By Sam E. Stone
Paul’s first letter to the church in Corinth was prompted by a letter from them. They evidently asked Paul’s advice on several issues. Last week we considered one such topic, sexual laxity (chapter 6). Today’s text focuses on another question: Is it permissible for Christians to eat meat that has been sacrificed to an idol?
First-century Corinth was known for its worship of pagan deities. Their worship included immorality. When a pagan offered a sacrifice in the temple, not all of the meat was burned on the altar. The leftover meat could be eaten by a priest, sold in the neighborhood butcher shop, or served at a feast given by an idol worshipper. Should Christians eat any of that meat?
1 Corinthians 8:1-3
Moving to a new subject, Paul wrote, Now about food sacrificed to idols . . . Some felt it was OK to eat meat that had come from a heathen temple, since the idol meant nothing to them. Others felt that Christians might be led into idolatry if they ate it. Still others felt that to eat might give the impression that a person had no problem with pagan worship.
We all possess knowledge. Those who wrote seemed proud of their “superior knowledge.” Knowledge puffs up while love builds up. The apostle adds an important consideration to the equation—love.

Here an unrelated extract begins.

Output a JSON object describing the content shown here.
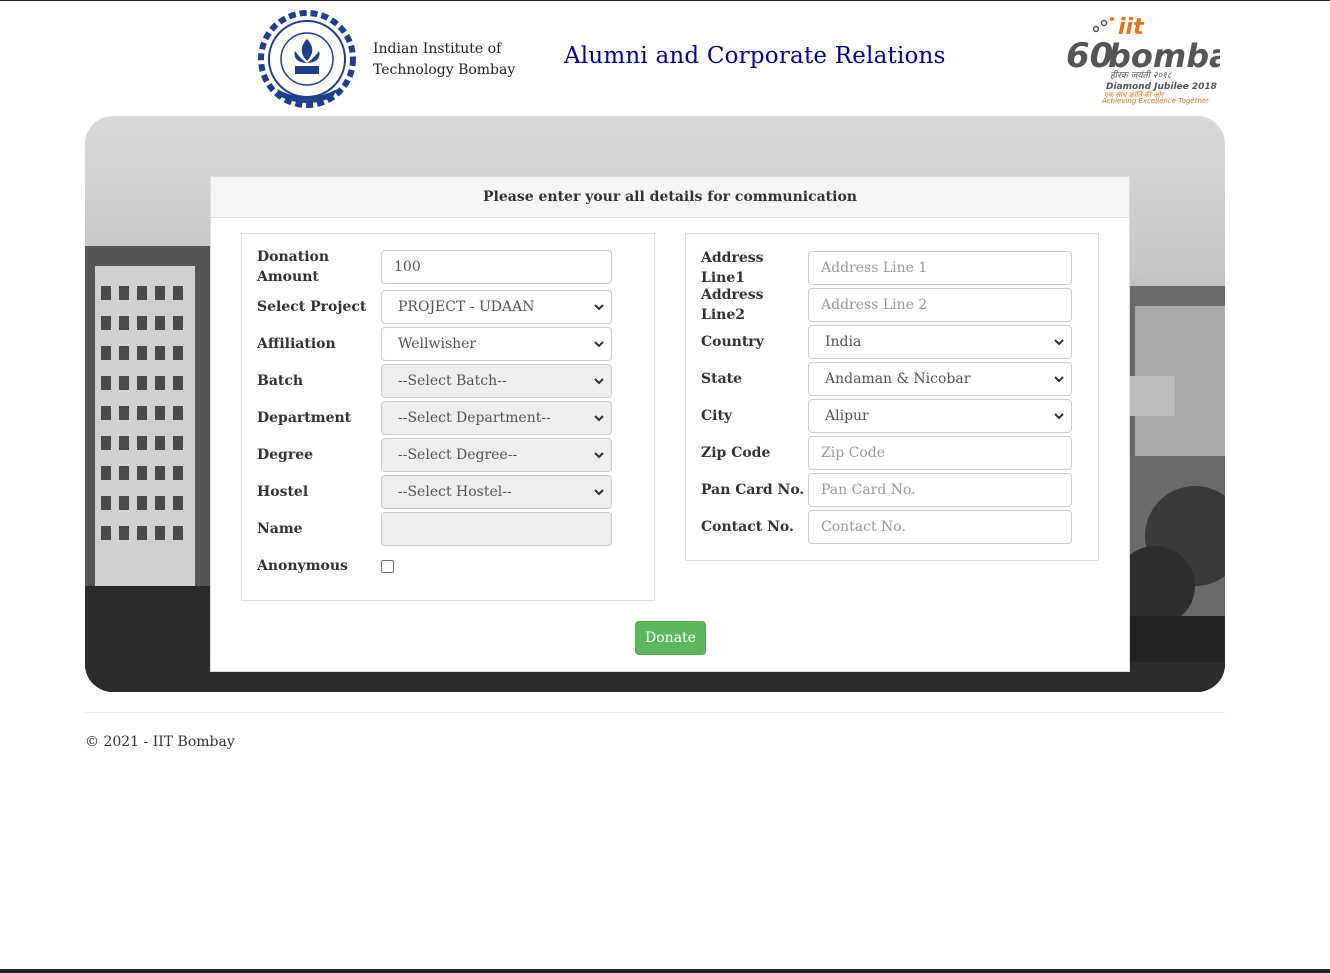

People who have too high an opinion of what they know, in reality do not know all they should! The apostles and elders had met in Jerusalem and addressed some aspects of the issue (Acts 15:19-29). Here Paul went further. Knowledge can lead to pride, even though all our knowledge is incomplete, but a decision based on love edifies everyone.
1 Corinthians 8:4-8
The gods worshipped by the heathen are no gods (Isaiah 44:9-20). There is no God but one. Every Jew affirmed the Shema (Deuteronomy 6:4). Christians agree with Jews completely on this. While there are many so-called gods, in reality there is only one true and living God. Those who worship these other “gods” are in reality worshipping Satan and his demons (1 Corinthians 10:19-21). There is but one Lord, Jesus Christ. The one God created the world working through his Son, who brought all things into existence (John 1:3; Hebrews 1:2).
Not everyone has this knowledge claimed by the Corinthians, however. Some people are so accustomed to idols that whenever they eat meat, they think of it as having been sacrificed to one of these gods. Here is the heart of the matter. Christians should watch out for their weaker brothers and sisters. Since their conscience is weak, it is defiled. Eating this “tainted” food makes them feel guilty.
The apostle summed it up, We are no worse if we do not eat, and no better if we do. J. W. McGarvey explained, “There is no inherent virtue either in eating or fasting.” Only if one eats something against his conscience is it bad (Mark 7:18, 19).
1 Corinthians 8:9-13
Exercising your rights, however, may become a stumbling block to the weak. While there is no law to prevent a Christian from eating such food, there is another broader law that enters in. The Christian must not assert his rights if he harms other people by doing so.
Suppose one with a weak conscience sees you eating in an idol’s temple. The believer must consider the importance of his influence. By observing his behavior, a weak Christian may be emboldened to eat what is sacrificed to idols. In such a case, this weak brother might fall back into idolatry. The result is clear: this weak brother or sister, for whom Christ died, is destroyed by your knowledge.
In such a case the knowledge on which the Corinthians prided themselves could induce a brother to sin, when he might not otherwise have done so. If you sin against a brother or sister, you sin against Christ. This warning echoes the words of Jesus himself (Matthew 18:6; 25:40, 45).
Paul’s “rule to live by” was this: If what I eat causes my brother or sister to fall into sin, I will never eat meat again, so that I will not cause them to fall. This far-reaching principle provides an excellent example of the spirit that should characterize all Christians. If my “harmless practice” could end up hurting someone, I choose not to do it. The strong must always help the weak by exercising consideration and Christian love (see also Romans 14).
Sam E. Stone is the former editor of Christian Standard. He continues his writing and speaking ministry from his home in Cincinnati, Ohio.